▶ [WHAT NEEDS TO BE DONE]
Every line of the records below that holds the word "city" should be copied out.

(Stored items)
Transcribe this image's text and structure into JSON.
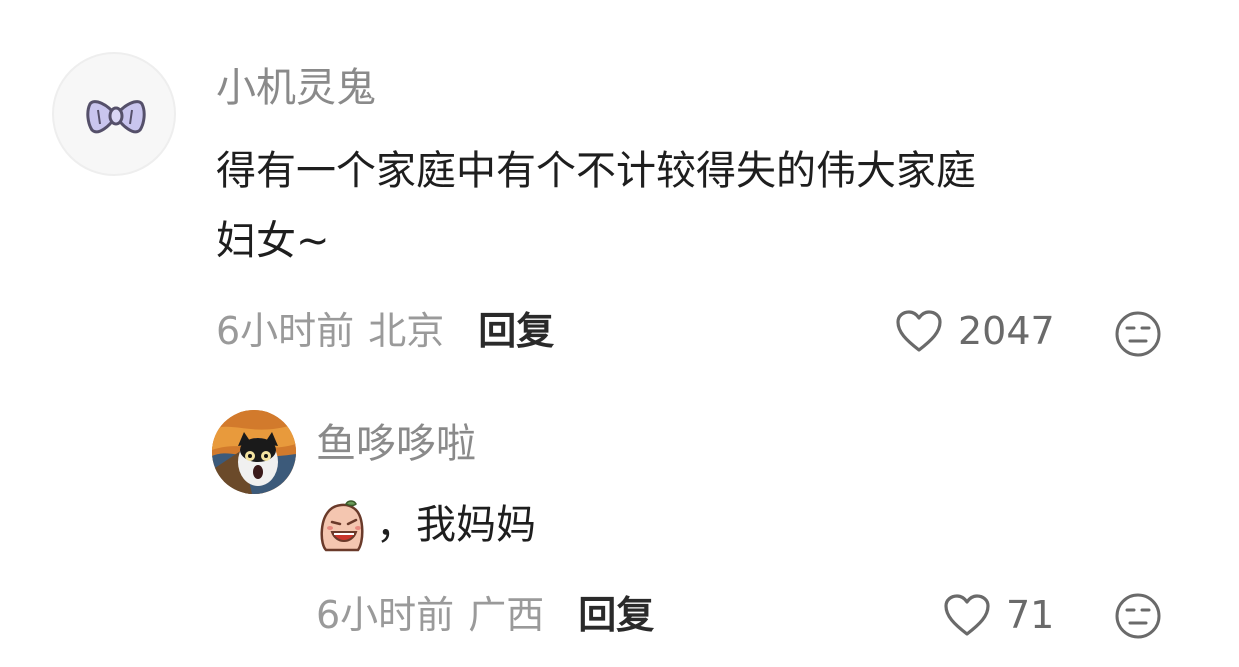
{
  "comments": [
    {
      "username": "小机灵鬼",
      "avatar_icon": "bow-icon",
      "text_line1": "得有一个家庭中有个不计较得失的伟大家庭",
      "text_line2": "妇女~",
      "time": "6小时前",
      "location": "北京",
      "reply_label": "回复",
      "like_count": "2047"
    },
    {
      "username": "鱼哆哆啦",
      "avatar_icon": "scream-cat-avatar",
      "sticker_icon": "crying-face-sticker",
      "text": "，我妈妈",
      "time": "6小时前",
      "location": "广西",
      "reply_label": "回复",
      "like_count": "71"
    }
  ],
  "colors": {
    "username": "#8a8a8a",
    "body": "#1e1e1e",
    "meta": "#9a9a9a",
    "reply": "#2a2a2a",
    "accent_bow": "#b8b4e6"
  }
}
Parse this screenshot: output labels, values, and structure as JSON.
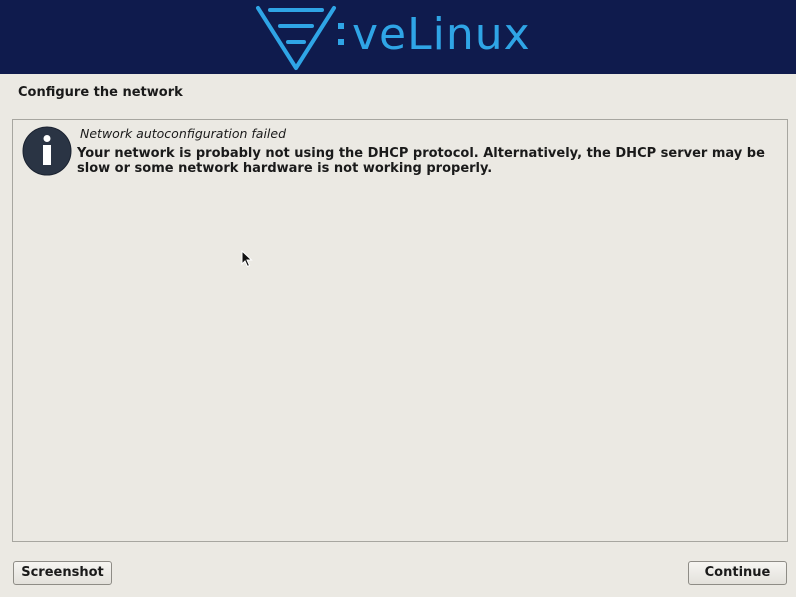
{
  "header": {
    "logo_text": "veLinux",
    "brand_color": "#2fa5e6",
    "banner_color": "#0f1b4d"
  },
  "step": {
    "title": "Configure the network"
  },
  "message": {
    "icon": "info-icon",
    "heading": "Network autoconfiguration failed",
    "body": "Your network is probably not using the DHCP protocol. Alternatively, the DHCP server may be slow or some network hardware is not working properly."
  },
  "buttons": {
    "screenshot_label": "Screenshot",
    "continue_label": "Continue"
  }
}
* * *
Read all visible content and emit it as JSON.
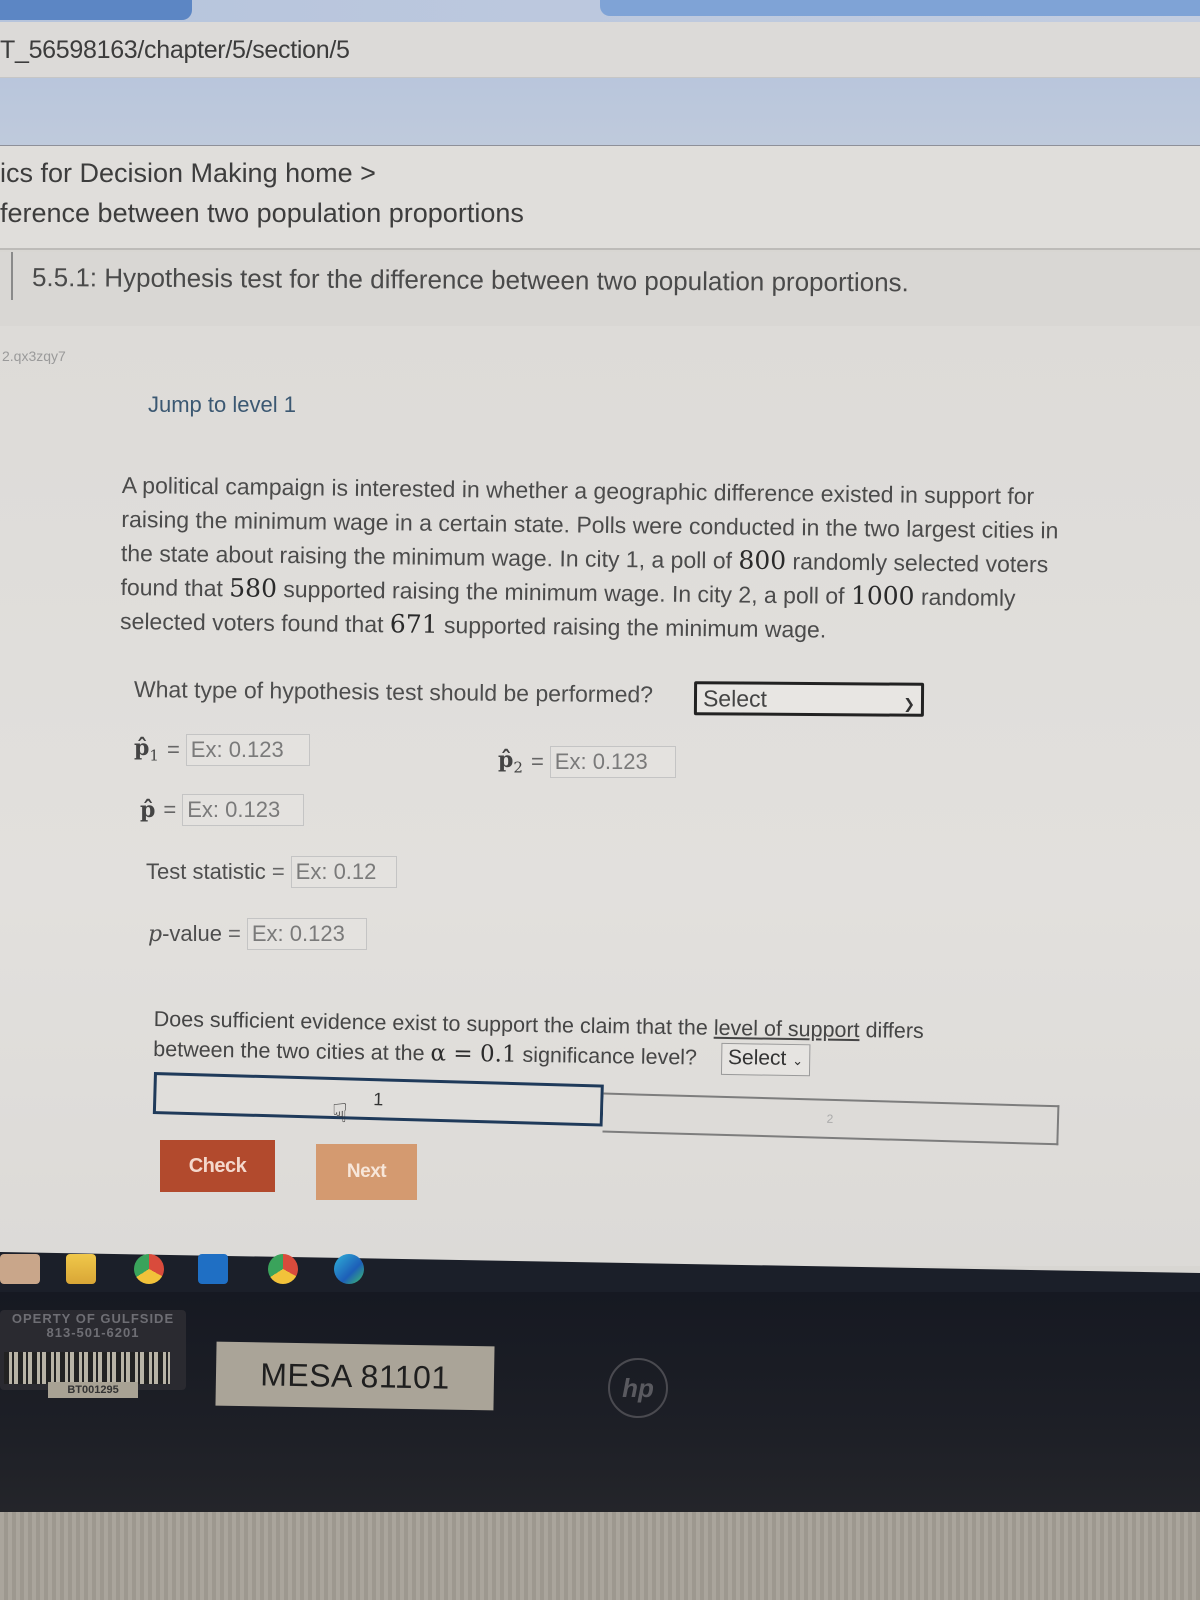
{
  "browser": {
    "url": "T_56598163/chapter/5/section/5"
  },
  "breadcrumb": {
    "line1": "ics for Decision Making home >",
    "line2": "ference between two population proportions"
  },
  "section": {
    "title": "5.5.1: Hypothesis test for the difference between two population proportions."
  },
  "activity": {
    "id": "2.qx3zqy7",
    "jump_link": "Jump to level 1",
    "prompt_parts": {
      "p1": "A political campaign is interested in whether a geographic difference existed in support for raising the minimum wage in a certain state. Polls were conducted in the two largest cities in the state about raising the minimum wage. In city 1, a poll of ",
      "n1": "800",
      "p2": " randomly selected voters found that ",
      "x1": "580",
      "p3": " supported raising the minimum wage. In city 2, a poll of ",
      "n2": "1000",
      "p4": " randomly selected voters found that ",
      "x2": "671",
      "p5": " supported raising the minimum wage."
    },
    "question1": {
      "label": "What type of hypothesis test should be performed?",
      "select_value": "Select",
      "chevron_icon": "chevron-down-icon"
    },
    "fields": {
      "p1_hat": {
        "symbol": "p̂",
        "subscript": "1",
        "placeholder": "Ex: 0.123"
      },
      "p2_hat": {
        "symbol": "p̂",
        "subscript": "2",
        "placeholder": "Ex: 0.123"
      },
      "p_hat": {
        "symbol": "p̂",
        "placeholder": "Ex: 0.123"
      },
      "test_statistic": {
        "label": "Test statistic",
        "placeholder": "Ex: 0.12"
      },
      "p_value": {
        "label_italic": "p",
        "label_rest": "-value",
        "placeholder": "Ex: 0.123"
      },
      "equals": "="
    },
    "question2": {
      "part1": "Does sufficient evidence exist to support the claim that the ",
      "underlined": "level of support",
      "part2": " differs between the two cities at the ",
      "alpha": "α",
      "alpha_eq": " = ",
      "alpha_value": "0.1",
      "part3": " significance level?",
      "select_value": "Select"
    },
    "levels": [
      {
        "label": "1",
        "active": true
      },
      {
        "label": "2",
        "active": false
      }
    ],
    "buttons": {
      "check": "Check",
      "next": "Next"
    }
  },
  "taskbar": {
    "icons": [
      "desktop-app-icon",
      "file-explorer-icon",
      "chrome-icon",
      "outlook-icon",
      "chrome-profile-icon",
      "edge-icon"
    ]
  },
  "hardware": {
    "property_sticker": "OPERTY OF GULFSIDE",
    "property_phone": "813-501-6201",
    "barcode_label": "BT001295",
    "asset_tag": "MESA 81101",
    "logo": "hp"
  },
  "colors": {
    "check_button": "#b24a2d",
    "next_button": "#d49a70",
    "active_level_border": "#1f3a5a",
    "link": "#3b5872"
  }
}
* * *
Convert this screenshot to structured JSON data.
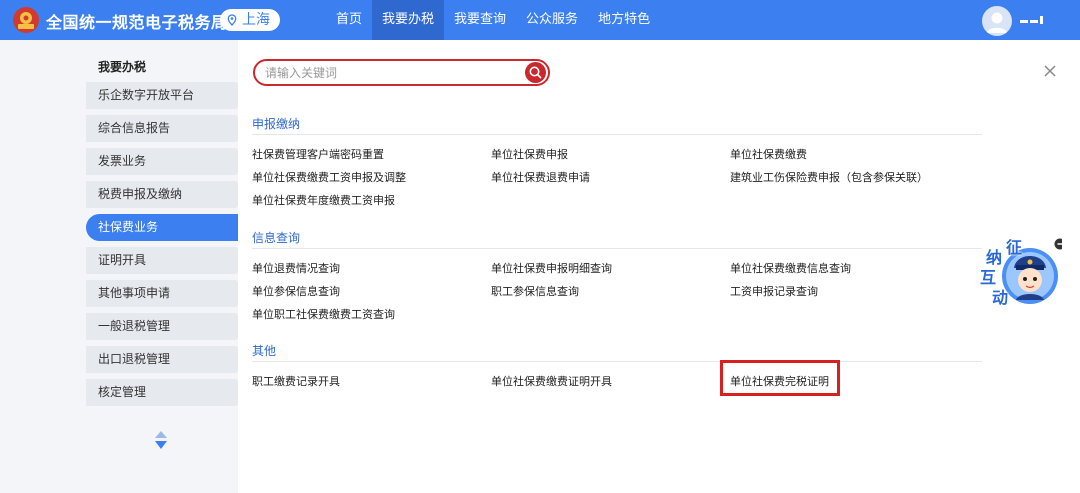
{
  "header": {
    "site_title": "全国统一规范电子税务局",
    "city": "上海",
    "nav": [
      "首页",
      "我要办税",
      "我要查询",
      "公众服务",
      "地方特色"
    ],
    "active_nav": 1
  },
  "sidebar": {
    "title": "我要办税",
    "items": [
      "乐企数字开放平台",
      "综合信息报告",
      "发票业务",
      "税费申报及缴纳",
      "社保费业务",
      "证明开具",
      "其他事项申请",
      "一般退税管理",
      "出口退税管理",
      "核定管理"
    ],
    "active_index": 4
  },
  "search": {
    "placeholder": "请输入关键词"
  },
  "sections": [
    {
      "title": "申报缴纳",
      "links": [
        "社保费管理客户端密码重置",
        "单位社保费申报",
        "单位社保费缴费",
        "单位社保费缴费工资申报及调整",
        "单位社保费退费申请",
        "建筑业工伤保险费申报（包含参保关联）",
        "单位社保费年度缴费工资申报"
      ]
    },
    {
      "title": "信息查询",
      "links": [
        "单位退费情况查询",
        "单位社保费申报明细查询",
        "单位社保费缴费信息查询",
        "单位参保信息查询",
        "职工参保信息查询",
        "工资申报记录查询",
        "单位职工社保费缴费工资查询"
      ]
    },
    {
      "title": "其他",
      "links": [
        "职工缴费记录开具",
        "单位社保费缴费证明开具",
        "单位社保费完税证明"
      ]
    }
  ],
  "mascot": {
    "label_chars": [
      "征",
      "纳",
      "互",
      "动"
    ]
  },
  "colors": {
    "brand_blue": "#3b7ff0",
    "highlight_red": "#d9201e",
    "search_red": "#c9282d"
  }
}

▶ [FINAL ANSWER]
      "p1": "A political campaign is interested in whether a geographic difference existed in support for raising the minimum wage in a certain state. Polls were conducted in the two largest cities in the state about raising the minimum wage. In city 1, a poll of ",
      "p3": " supported raising the minimum wage. In city 2, a poll of ",
    "city": "上海",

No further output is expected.